    I don't know if rehab helped him. But I do know that rehab helped me. During family therapies, we were lectured on codependence and how we enabled our addict to feed off of us. How our depression just pushed him to his addiction.
    The grave threats to kill us and burn our business and our house convinced me that he needed help.
    I told him about rehab but he shoved the idea and he disappeared for another 3 days, more than his usual 1 day of going missing.
    For a long time, I could barely function. He drained our bank accounts and I was left with no income, no savings, no nothing. I would cry on our king-sized bed while my son was in school. I had all these beautiful things surrounding me, but it was empty. I had nothing.
    Checks were bouncing all over. I couldn't keep up with the debt. I worked 24/7 but it felt like it didn't make a difference. I needed my husband beside me to function. Everything just went downhill from there.
    I pushed through everything. His life was not my life. His addiction was not my addiction. I only made him my problem because I love him and that's what we do for loved ones. We make their life our lives. I wish I handled things differently. I wish I gave him an ultimatum to make him realize that I could leave him and I could stand on my own. So he better pick himself up. But I didn't do that. We fed off each other.
    One day, as I was listening to the speaker on family therapy. Things were just put into perspective.
    YOU ARE NOT THE REASON WHY YOUR SPOUSE IS AN ADDICT.
    YOU ARE NOT THE ADDICT.
    YOU CAN BE SO MUCH MORE THAN BEING JUST THE SPOUSE OF THE ADDICT.
    YOU ARE YOUR OWN PERSO
    N.
    I didn't leave my husband. We're still together but I know now I'm not helpless in this. I can recover too. And if he strays, I know I can deal with it.
    Last edited: Jul 4, 2015
  2. deanokat
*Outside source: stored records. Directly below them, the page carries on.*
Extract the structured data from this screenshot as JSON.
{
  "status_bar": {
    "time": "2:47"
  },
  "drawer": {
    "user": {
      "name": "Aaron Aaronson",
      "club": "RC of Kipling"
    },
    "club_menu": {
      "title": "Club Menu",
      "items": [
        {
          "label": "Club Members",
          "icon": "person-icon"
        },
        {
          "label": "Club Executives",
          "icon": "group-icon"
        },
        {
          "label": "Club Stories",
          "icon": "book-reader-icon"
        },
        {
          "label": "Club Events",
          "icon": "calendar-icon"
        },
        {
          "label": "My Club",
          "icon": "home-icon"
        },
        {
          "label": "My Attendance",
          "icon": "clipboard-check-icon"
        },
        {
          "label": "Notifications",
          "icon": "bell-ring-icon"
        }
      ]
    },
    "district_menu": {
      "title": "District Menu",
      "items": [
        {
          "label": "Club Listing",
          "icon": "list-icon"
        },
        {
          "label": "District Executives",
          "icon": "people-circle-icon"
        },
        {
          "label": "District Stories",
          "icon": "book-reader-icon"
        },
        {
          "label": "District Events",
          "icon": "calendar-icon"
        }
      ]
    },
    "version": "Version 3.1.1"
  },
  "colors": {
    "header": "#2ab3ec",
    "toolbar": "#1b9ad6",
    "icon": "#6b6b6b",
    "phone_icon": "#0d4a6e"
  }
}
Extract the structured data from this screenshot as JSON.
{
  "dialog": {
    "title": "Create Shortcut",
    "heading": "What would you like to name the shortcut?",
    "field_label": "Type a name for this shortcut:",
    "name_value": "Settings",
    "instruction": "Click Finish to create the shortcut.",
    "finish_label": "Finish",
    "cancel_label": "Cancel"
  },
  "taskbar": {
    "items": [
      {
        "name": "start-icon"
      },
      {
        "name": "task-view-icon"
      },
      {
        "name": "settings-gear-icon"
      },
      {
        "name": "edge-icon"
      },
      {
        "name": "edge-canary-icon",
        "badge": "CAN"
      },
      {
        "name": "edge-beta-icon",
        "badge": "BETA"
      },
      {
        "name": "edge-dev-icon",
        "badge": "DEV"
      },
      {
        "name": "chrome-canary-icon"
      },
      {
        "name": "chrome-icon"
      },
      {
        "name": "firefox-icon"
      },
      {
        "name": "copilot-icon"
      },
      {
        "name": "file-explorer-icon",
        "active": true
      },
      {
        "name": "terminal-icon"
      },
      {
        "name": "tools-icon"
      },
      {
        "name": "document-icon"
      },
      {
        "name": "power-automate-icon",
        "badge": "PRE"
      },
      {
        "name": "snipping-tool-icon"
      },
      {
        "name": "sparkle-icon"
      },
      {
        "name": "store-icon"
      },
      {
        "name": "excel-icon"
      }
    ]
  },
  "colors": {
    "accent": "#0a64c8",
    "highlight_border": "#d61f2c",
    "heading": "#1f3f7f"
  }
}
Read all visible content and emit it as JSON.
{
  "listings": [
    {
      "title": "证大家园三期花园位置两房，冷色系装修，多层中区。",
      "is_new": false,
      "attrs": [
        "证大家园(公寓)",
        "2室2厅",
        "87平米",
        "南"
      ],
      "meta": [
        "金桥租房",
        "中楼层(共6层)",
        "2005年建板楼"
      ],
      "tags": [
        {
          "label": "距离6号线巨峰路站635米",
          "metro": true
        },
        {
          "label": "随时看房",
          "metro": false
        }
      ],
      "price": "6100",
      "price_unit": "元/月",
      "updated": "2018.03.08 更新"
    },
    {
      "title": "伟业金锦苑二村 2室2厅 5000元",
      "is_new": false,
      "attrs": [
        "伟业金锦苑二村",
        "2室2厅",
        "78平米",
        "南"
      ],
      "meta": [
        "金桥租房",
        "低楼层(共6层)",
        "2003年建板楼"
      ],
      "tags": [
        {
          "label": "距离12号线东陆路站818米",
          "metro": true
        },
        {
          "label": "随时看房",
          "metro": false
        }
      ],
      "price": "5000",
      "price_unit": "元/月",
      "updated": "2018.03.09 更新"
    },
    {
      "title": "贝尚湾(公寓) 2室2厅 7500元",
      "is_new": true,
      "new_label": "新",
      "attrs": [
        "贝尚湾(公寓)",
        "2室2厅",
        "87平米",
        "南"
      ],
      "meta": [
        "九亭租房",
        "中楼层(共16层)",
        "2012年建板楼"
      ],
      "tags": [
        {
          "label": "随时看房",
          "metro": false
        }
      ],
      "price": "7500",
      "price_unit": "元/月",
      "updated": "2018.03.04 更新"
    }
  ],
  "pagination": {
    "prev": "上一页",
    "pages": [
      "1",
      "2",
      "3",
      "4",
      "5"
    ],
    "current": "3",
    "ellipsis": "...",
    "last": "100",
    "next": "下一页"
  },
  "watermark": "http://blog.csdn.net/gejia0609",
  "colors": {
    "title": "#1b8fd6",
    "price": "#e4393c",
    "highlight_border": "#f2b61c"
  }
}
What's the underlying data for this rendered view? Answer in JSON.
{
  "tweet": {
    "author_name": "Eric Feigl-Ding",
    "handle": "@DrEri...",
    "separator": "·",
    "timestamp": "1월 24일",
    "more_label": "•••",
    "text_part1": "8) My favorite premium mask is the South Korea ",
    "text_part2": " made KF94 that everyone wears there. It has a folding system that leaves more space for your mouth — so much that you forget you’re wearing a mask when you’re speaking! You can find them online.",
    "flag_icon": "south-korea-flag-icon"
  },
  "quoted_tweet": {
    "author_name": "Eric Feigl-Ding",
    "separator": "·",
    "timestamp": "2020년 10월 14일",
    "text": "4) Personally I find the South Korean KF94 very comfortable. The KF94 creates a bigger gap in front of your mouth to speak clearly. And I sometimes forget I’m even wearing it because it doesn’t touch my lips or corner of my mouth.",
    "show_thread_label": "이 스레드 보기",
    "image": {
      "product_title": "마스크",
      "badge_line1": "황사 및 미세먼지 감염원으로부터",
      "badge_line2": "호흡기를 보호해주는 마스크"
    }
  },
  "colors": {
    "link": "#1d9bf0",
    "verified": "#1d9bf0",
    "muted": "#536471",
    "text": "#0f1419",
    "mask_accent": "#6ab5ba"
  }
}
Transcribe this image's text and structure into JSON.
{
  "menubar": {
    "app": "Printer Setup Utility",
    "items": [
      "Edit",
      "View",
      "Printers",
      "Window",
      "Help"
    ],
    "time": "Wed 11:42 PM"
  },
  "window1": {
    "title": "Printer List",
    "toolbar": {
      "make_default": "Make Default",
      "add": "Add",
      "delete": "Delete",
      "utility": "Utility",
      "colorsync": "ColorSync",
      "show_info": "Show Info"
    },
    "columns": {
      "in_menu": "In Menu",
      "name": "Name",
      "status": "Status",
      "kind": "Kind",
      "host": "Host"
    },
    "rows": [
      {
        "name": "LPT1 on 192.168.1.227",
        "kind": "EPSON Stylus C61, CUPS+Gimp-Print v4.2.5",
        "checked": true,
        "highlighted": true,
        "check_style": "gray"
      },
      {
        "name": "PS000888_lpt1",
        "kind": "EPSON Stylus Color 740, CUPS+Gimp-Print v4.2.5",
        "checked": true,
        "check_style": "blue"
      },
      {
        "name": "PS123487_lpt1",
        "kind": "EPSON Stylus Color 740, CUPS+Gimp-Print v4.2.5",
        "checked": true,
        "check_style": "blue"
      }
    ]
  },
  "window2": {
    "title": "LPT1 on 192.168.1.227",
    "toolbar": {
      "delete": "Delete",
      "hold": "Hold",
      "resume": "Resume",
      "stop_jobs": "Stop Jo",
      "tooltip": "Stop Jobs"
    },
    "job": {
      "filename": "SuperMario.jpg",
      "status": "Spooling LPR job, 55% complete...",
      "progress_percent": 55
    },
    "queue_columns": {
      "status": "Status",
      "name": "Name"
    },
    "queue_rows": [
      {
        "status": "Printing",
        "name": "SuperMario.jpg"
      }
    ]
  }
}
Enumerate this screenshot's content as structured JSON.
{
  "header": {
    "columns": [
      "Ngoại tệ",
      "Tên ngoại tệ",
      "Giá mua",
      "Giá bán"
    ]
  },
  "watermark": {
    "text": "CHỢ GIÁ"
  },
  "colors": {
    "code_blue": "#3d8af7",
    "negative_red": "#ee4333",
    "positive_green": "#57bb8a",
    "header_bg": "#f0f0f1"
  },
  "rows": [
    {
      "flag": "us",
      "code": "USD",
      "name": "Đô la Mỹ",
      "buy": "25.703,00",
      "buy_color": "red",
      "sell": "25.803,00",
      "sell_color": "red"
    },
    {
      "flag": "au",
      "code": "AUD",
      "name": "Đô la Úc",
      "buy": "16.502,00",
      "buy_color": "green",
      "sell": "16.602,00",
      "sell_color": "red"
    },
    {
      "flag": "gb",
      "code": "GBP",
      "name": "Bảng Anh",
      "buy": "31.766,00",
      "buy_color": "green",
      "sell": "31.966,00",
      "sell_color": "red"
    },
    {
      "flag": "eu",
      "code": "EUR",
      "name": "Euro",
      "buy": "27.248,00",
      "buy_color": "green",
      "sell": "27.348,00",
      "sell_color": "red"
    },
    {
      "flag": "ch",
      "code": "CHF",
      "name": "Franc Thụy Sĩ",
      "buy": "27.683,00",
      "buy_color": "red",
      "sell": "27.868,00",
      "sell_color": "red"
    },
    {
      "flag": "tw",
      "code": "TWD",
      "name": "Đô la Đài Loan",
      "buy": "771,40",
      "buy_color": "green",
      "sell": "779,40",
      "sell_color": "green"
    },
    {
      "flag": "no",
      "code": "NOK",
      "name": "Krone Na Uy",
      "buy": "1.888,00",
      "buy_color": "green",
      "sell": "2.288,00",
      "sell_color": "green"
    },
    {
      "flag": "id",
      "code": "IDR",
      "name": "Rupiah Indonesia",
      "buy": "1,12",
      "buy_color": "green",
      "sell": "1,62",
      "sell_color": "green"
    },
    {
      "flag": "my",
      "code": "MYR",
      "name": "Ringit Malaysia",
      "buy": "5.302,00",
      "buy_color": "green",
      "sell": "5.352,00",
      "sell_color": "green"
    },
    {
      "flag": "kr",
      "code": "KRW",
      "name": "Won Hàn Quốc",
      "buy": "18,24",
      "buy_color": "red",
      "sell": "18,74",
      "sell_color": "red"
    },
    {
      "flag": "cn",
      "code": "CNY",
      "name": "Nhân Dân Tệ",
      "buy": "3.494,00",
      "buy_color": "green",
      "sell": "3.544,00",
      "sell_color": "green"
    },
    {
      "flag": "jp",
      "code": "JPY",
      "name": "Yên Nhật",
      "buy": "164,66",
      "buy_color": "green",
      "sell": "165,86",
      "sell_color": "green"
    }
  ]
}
    deanokat DrugAbuse.com Community Organizer Community Listener

    @wife of recovering... Welcome to the forum and thanks for sharing your story. I commend you for opening up to us here. That takes a lot of courage.

    When someone we love struggles with addiction, it's so easy to become addicted to their addiction. We want them to change so much that we get caught up in trying to make that happen. But like Al-Anon says, we didn't cause their addiction, we can't control it, and we can't cure it. Only the person who is addicted can fix things.

    One of the hardest things to come to terms with when we love an addict is that WE are the most important person in our lives. Not the addict. We need to practice self-care and do everything we can to make sure that OUR lives are happy. Even though it can be incredibly difficult, we cannot let the addict and their behavior dictate how we live OUR lives.

    Also, addiction is a family disease, and when one person in the family is addicted it affects everyone in a negative way. Because of this, everyone in the family needs to work a recovery program. For loved ones of addicts, self-care is a huge part of that program.

    I will keep you in my thoughts and prayers. I hope that you are able to get to a point where you can enjoy your life without having it be negatively influenced by your husband and his addiction. More than that, I hope that your husband can find a path to recovery.
  3. @deanokat
    I have actually printed this message to put on my night shelf. I need all the encouragement I can get. And so far my family has all been pessimistic about my husband's recovery. Even my closest friends feel that I have gone on the edge for my husband. They all want to prepare me on what they feel is the inevitable decline of my husband in his meth addiction. Most of the time, I'm just afraid for him. He owes people money. We're always looking over our shoulder. and maybe its not the "bad guys" anymore. Maybe, I've absorbed his paranoia. But I am praying. and it helps. Thank you again, for this message.
    deanokat likes this.
  4. deanokat

    deanokat DrugAbuse.com Community Organizer Community Listener

    @wife of recovering... Wow. I'm so touched that something I said resonated with you. Keep taking care of YOU. If you're not well then you can't be there to support your husband.

    Continuing to send thoughts, prayers, and positive vibes your way.
    wife of recovering likes this.